SA's property market crash: grim new stats
Latest sales figures from SA's biggest residential real estate sales group depict an industry brought to its knees.
Jeanne van Jaarsveldt, marketing and finance director of RE/MAX of Southern Africa, provides fascinating insight into what's been happening in the residential property market this year through figures compiled by his organisation.
South Africa's largest property real-estate group, in conjunction with BetterBond, on Thursday released statistics around South African residential property buying transactions and property market performance compared to the same period in 2007.
Sales transactions: 2008 vs 2007
There has been a 38% year-on-year decrease in the amount of national property sales transactions (across all property price brackets) between January - July 2008, compared to the same period 2007.
Total properties valued under R499 000 sold this year is 36% less than in 2007. Overall, the amount of sales transactions has decreased year-on-year by 42% for properties priced between R500 000 - R749 000; 39% for properties in the R750 000 - R999 999 price bracket, and 33% for properties with a R1 million to R1, 499 999 value.
In the higher price brackets, the largest decrease is recorded in the R1,5 - 2,5m price bracket: total properties sold so far this year is almost 50% less, compared to properties sold in this value bracket in 2007.
There has been a drop of 44% in sales where properties have values exceeding R2,5m.
Most active property price brackets (national)
Of the total national transactions conducted by buyers and property investors (all provinces) between January - July this year, the highest frequency of buying activity, with 43% recorded, was in the price bracket of R499 999 or less.
This was followed by 25% for homes priced between R500 000 - R749 000, 15% for homes priced between R750 000 - R999 999, 12% for homes priced between R1m to R1, 499 999, 4% for homes in the R1,5 - 2,5m price bracket, and 1% for homes over R2,5m.
The total amount of national transactions in the R499 999 or less price bracket from January to July in metropolitan regions was: 29% for Gauteng, Limpopo, Mpumalanga and Northwest properties, 22% for the Western Cape, 18% for Kwa-Zulu Natal, 9% for the Eastern Cape and 2% for the Free State.

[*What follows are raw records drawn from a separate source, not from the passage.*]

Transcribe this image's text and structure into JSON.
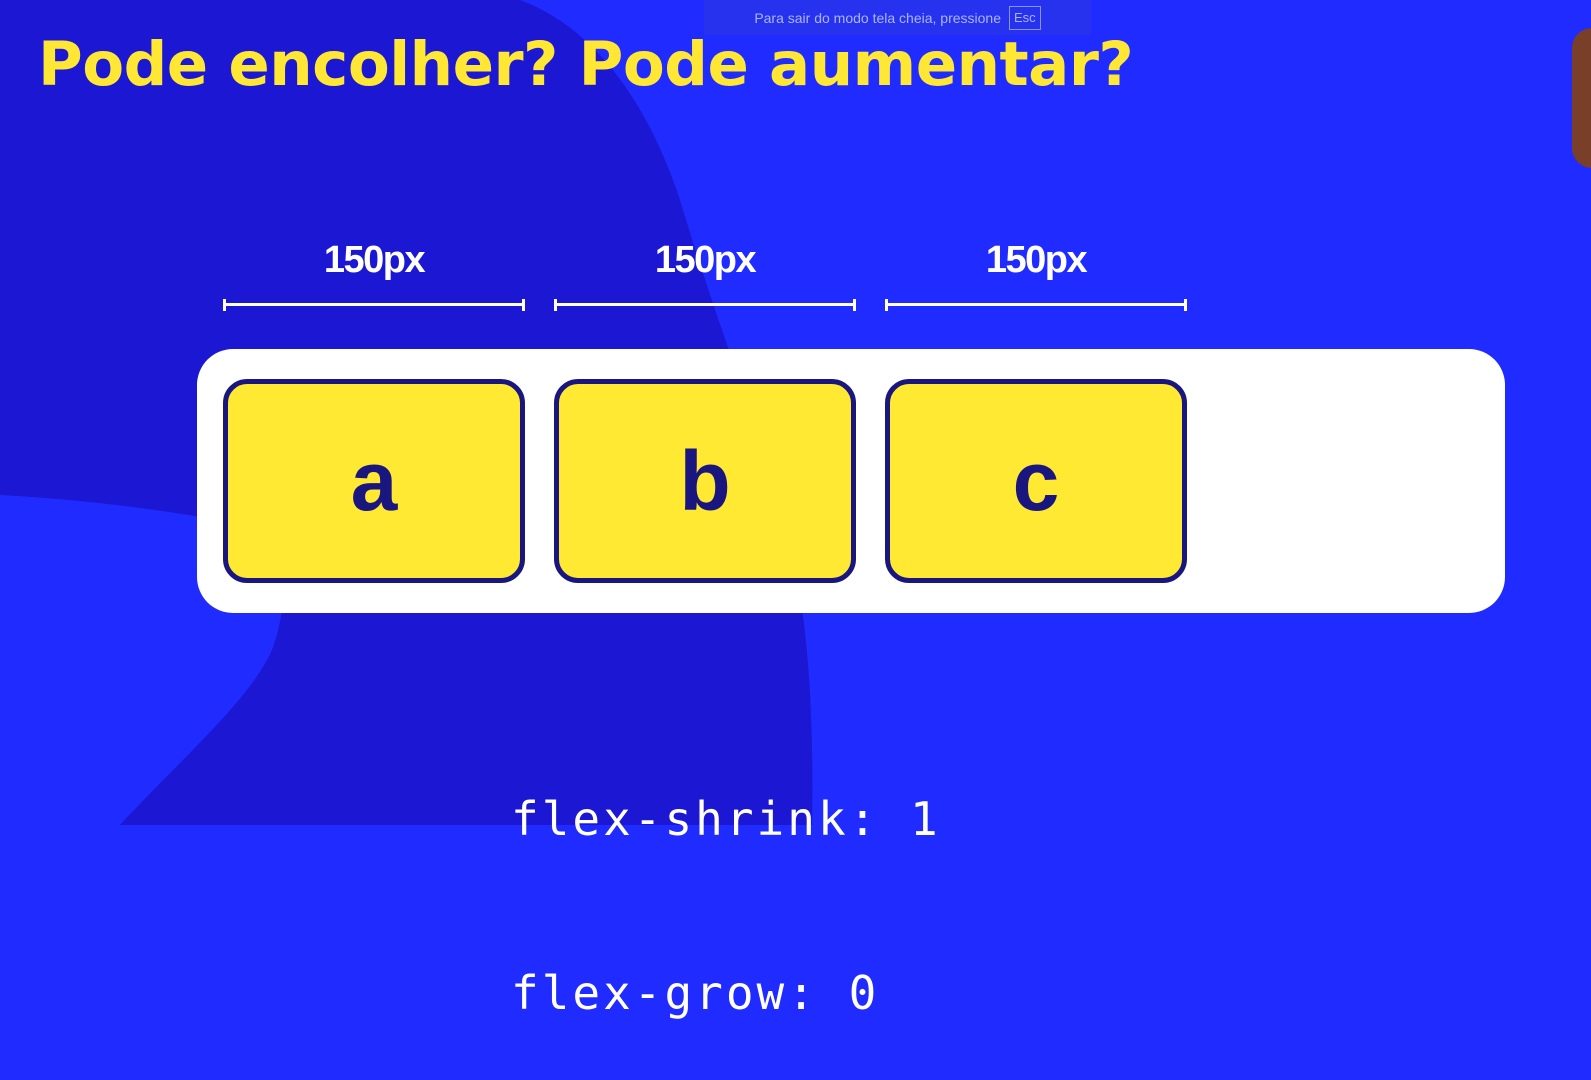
{
  "colors": {
    "background": "#1f2bff",
    "blob": "#1b17d2",
    "title": "#ffe733",
    "item_fill": "#ffe933",
    "item_border": "#1a1680",
    "container": "#ffffff"
  },
  "fullscreen_notice": {
    "text": "Para sair do modo tela cheia, pressione",
    "key": "Esc"
  },
  "slide": {
    "title": "Pode encolher? Pode aumentar?",
    "measures": [
      {
        "label": "150px"
      },
      {
        "label": "150px"
      },
      {
        "label": "150px"
      }
    ],
    "items": [
      {
        "label": "a"
      },
      {
        "label": "b"
      },
      {
        "label": "c"
      }
    ],
    "code": {
      "line1": "flex-shrink: 1",
      "line2": "flex-grow: 0"
    }
  }
}
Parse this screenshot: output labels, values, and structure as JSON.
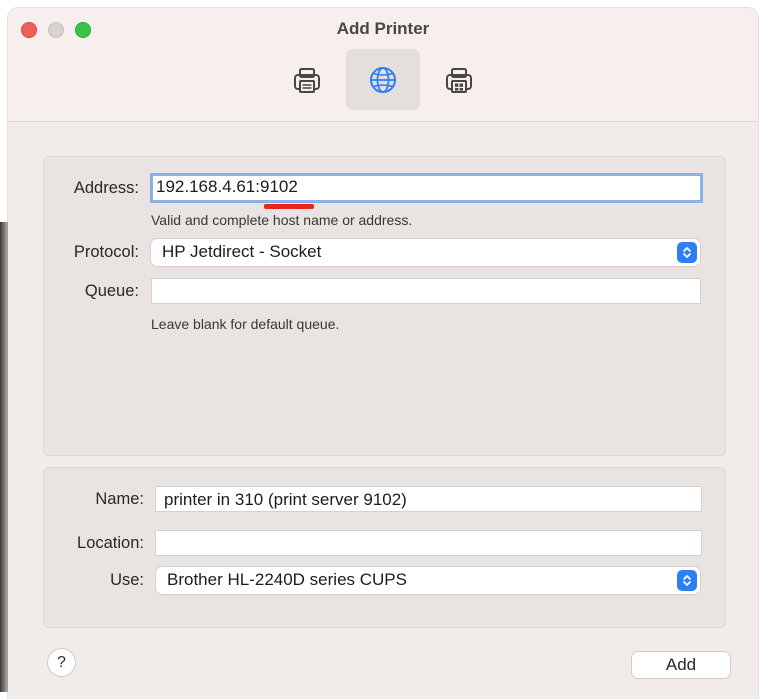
{
  "window": {
    "title": "Add Printer"
  },
  "toolbar": {
    "tabs": [
      {
        "icon": "printer-icon",
        "selected": false
      },
      {
        "icon": "globe-icon",
        "selected": true
      },
      {
        "icon": "windows-printer-icon",
        "selected": false
      }
    ]
  },
  "ip_panel": {
    "address_label": "Address:",
    "address_value": "192.168.4.61:9102",
    "address_hint": "Valid and complete host name or address.",
    "protocol_label": "Protocol:",
    "protocol_value": "HP Jetdirect - Socket",
    "queue_label": "Queue:",
    "queue_value": "",
    "queue_hint": "Leave blank for default queue."
  },
  "details_panel": {
    "name_label": "Name:",
    "name_value": "printer in 310 (print server 9102)",
    "location_label": "Location:",
    "location_value": "",
    "use_label": "Use:",
    "use_value": "Brother HL-2240D series CUPS"
  },
  "footer": {
    "help_label": "?",
    "add_label": "Add"
  },
  "colors": {
    "accent": "#2d7ff4",
    "annotation": "#e8241c",
    "window_bg": "#f1ece9"
  }
}
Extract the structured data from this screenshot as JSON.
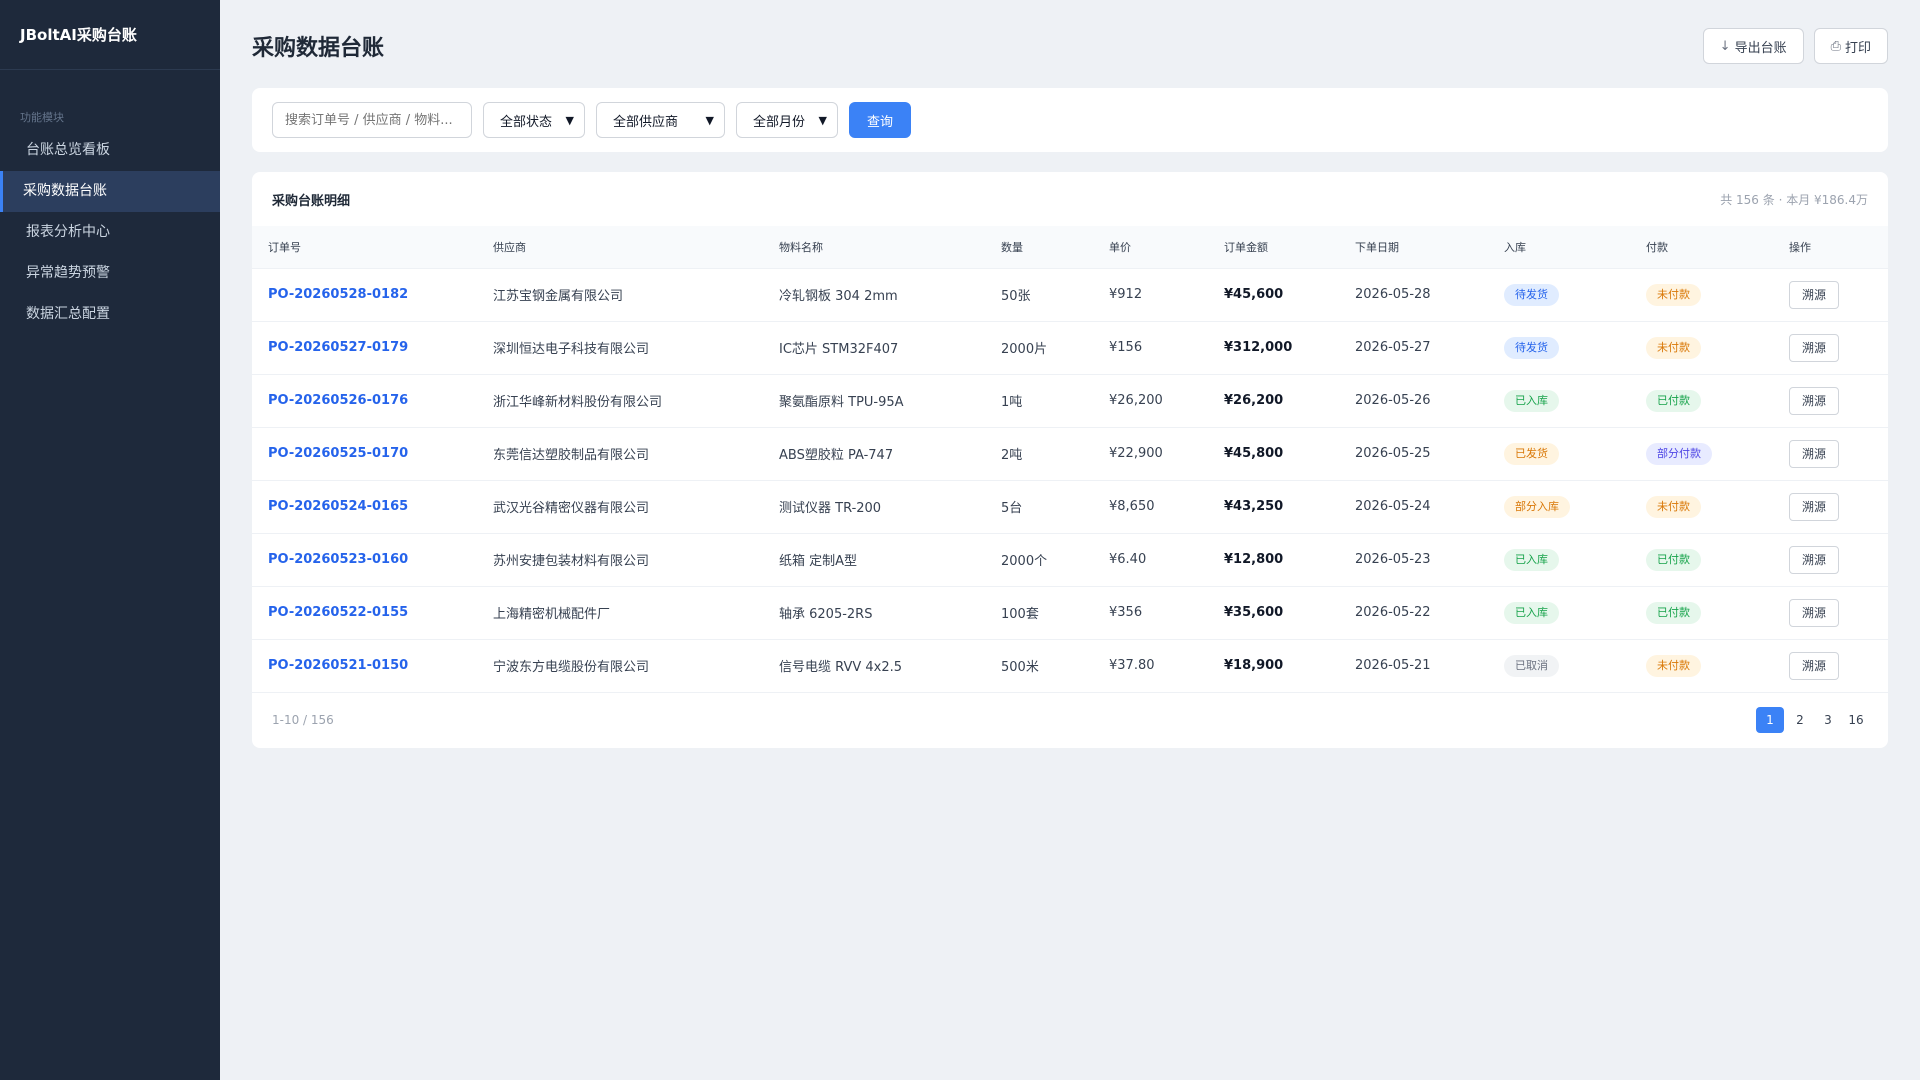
{
  "sidebar": {
    "brand": "JBoltAI采购台账",
    "section_label": "功能模块",
    "items": [
      {
        "label": "台账总览看板",
        "active": false
      },
      {
        "label": "采购数据台账",
        "active": true
      },
      {
        "label": "报表分析中心",
        "active": false
      },
      {
        "label": "异常趋势预警",
        "active": false
      },
      {
        "label": "数据汇总配置",
        "active": false
      }
    ]
  },
  "header": {
    "title": "采购数据台账",
    "export_label": "导出台账",
    "export_icon": "↓",
    "print_label": "打印",
    "print_icon": "⎙"
  },
  "filters": {
    "search_placeholder": "搜索订单号 / 供应商 / 物料...",
    "status": "全部状态",
    "supplier": "全部供应商",
    "month": "全部月份",
    "query_label": "查询"
  },
  "table": {
    "title": "采购台账明细",
    "summary": "共 156 条 · 本月 ¥186.4万",
    "columns": [
      "订单号",
      "供应商",
      "物料名称",
      "数量",
      "单价",
      "订单金额",
      "下单日期",
      "入库",
      "付款",
      "操作"
    ],
    "rows": [
      {
        "order": "PO-20260528-0182",
        "supplier": "江苏宝钢金属有限公司",
        "material": "冷轧钢板 304 2mm",
        "qty": "50张",
        "price": "¥912",
        "amount": "¥45,600",
        "date": "2026-05-28",
        "stock": "待发货",
        "stock_tone": "blue",
        "pay": "未付款",
        "pay_tone": "orange",
        "action": "溯源"
      },
      {
        "order": "PO-20260527-0179",
        "supplier": "深圳恒达电子科技有限公司",
        "material": "IC芯片 STM32F407",
        "qty": "2000片",
        "price": "¥156",
        "amount": "¥312,000",
        "date": "2026-05-27",
        "stock": "待发货",
        "stock_tone": "blue",
        "pay": "未付款",
        "pay_tone": "orange",
        "action": "溯源"
      },
      {
        "order": "PO-20260526-0176",
        "supplier": "浙江华峰新材料股份有限公司",
        "material": "聚氨酯原料 TPU-95A",
        "qty": "1吨",
        "price": "¥26,200",
        "amount": "¥26,200",
        "date": "2026-05-26",
        "stock": "已入库",
        "stock_tone": "green",
        "pay": "已付款",
        "pay_tone": "green",
        "action": "溯源"
      },
      {
        "order": "PO-20260525-0170",
        "supplier": "东莞信达塑胶制品有限公司",
        "material": "ABS塑胶粒 PA-747",
        "qty": "2吨",
        "price": "¥22,900",
        "amount": "¥45,800",
        "date": "2026-05-25",
        "stock": "已发货",
        "stock_tone": "orange",
        "pay": "部分付款",
        "pay_tone": "indigo",
        "action": "溯源"
      },
      {
        "order": "PO-20260524-0165",
        "supplier": "武汉光谷精密仪器有限公司",
        "material": "测试仪器 TR-200",
        "qty": "5台",
        "price": "¥8,650",
        "amount": "¥43,250",
        "date": "2026-05-24",
        "stock": "部分入库",
        "stock_tone": "orange",
        "pay": "未付款",
        "pay_tone": "orange",
        "action": "溯源"
      },
      {
        "order": "PO-20260523-0160",
        "supplier": "苏州安捷包装材料有限公司",
        "material": "纸箱 定制A型",
        "qty": "2000个",
        "price": "¥6.40",
        "amount": "¥12,800",
        "date": "2026-05-23",
        "stock": "已入库",
        "stock_tone": "green",
        "pay": "已付款",
        "pay_tone": "green",
        "action": "溯源"
      },
      {
        "order": "PO-20260522-0155",
        "supplier": "上海精密机械配件厂",
        "material": "轴承 6205-2RS",
        "qty": "100套",
        "price": "¥356",
        "amount": "¥35,600",
        "date": "2026-05-22",
        "stock": "已入库",
        "stock_tone": "green",
        "pay": "已付款",
        "pay_tone": "green",
        "action": "溯源"
      },
      {
        "order": "PO-20260521-0150",
        "supplier": "宁波东方电缆股份有限公司",
        "material": "信号电缆 RVV 4x2.5",
        "qty": "500米",
        "price": "¥37.80",
        "amount": "¥18,900",
        "date": "2026-05-21",
        "stock": "已取消",
        "stock_tone": "gray",
        "pay": "未付款",
        "pay_tone": "orange",
        "action": "溯源"
      }
    ]
  },
  "pagination": {
    "range": "1-10 / 156",
    "pages": [
      "1",
      "2",
      "3",
      "16"
    ],
    "current": "1"
  },
  "colors": {
    "accent": "#3b82f6",
    "sidebar_bg": "#1e293b",
    "link": "#2563eb"
  }
}
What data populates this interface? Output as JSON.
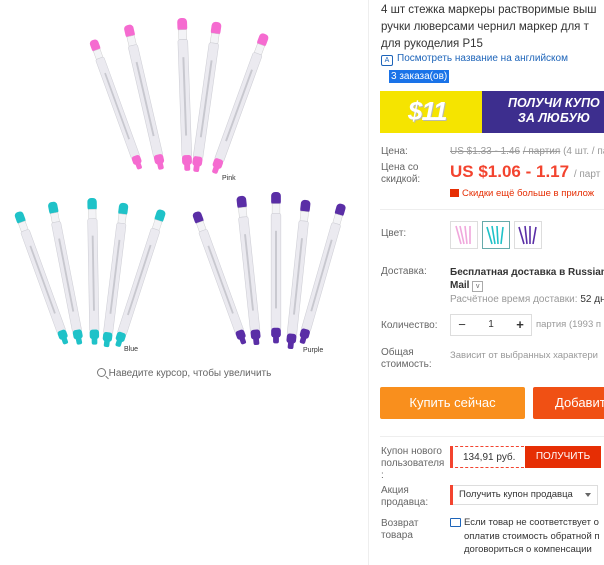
{
  "gallery": {
    "labels": {
      "pink": "Pink",
      "blue": "Blue",
      "purple": "Purple"
    },
    "zoom_hint": "Наведите курсор, чтобы увеличить",
    "colors": {
      "pink": "#f56bd0",
      "blue": "#1fc2c8",
      "purple": "#5a2ea6",
      "pen_body": "#e9e8ef"
    }
  },
  "product": {
    "title_lines": [
      "4 шт стежка маркеры растворимые выш",
      "ручки люверсами чернил маркер для т",
      "для рукоделия P15"
    ],
    "translate_link": "Посмотреть название на английском",
    "orders": "3 заказа(ов)"
  },
  "banner": {
    "amount": "$11",
    "line1": "ПОЛУЧИ КУПО",
    "line2": "ЗА ЛЮБУЮ"
  },
  "price": {
    "label": "Цена:",
    "old_price": "US $1.33 - 1.46",
    "old_unit": "/ партия",
    "old_extra": "(4 шт. / па",
    "discount_label_1": "Цена со",
    "discount_label_2": "скидкой:",
    "new_price": "US $1.06 - 1.17",
    "new_unit": "/ парт",
    "promo": "Скидки ещё больше в прилож"
  },
  "color": {
    "label": "Цвет:"
  },
  "shipping": {
    "label": "Доставка:",
    "line1": "Бесплатная доставка в Russian",
    "line2": "Mail",
    "time_label": "Расчётное время доставки:",
    "time_value": "52 дн"
  },
  "quantity": {
    "label": "Количество:",
    "value": "1",
    "minus": "−",
    "plus": "+",
    "note": "партия (1993 п"
  },
  "total": {
    "label_1": "Общая",
    "label_2": "стоимость:",
    "note": "Зависит от выбранных характери"
  },
  "buttons": {
    "buy": "Купить сейчас",
    "cart": "Добавит"
  },
  "coupon": {
    "label_1": "Купон нового",
    "label_2": "пользователя",
    "label_3": ":",
    "value": "134,91 руб.",
    "button": "ПОЛУЧИТЬ"
  },
  "seller": {
    "label_1": "Акция",
    "label_2": "продавца:",
    "select": "Получить купон продавца"
  },
  "returns": {
    "label_1": "Возврат",
    "label_2": "товара",
    "line1": "Если товар не соответствует о",
    "line2": "оплатив стоимость обратной п",
    "line3": "договориться о компенсации"
  }
}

The remaining 20% is recorded for property sales in non-metropolitan or rural areas across all nine provinces.
In the category of metropolitan sales across all regions in the R500 000 - R749 999 value bracket: Gauteng, Limpopo, Mpumalanga and Northwest recorded the highest total with 41%, followed by Kwa-Zulu Natal (20%); Western Cape (18%); Eastern Cape (6%); and the Free State (2%). 13% is recorded for sales activity conducted in non-metropolitan/rural areas in all nine provinces.
In the price category of R750 000 - R999 999 for metropolitan sales transactions: Gauteng, Limpopo, Mpumalanga and Northwest again leads with 39% recorded, followed by the Western Cape (23%); Kwa-Zulu Natal (19%); Eastern Cape (6%) and the Free State (4%). The remaining 9% is recorded for non-metropolitan / rural areas sales activity.
In the R1m to R1, 499 999 price category for homes purchased between January until July in major metropolitan regions, the highest percentage of transactions were recorded in Gauteng, Limpopo, Mpumalanga and Northwest - at 42%. The Western Cape records 25%, Kwa-Zulu Natal 17%, Eastern Cape 3%, Free State 1%. Sales in non-metropolitan / rural areas amount to 12%.
In the property price bracket R1,5 - 2,5m, Kwa-Zulu Natal leads as the best performer taking 28% of all sales transactions, followed by the Western Cape (27%); Gauteng, Limpopo, Mpumalanga and Northwest (26%); the Eastern Cape (4%) and the Free State (1%). The remaining 14% is recorded for transactions in non-metropolitan / rural areas across the nine provinces.
In the highest property price bracket, ie R2,5m and above, the Western Cape has the largest amount of sales transactions (36%), followed by Kwa-Zulu Natal (32%), Gauteng, Limpopo, Mpumalanga and Northwest (20%), the Eastern Cape (4%) and non-metropolitan / rural areas of all South African provinces taking 8% of the total.
With signals of a slight market recovery on the way, the effect of increased interest rates, accelerating consumer inflation as well as the stricter lending criteria from all major financial institutions has highlighted that the one single key buying motive for consumers will remain affordability, and the ability to sustain their debt exposure.
Data release by RE/MAX of Southern Africa shows that there is a major shift towards properties in the lower price bracket, whilst premium properties in excess of R2,5m in the Western Cape remains in highest demand across South Africa.
During the course of August, RE/MAX has noticed a definite revival in the property market, with many RE/MAX offices recoding their highest number of property sales for any given month in 2008.
One thing is clear, the way lending institutions look at consumer risk and debt exposure has forever changed the face of the real estate market and both consumers as well as estate agents will need to learn to adapt to these rapid changing environment."
Article by: Jeanne van Jaarsveldt - www.realestateweb.co.za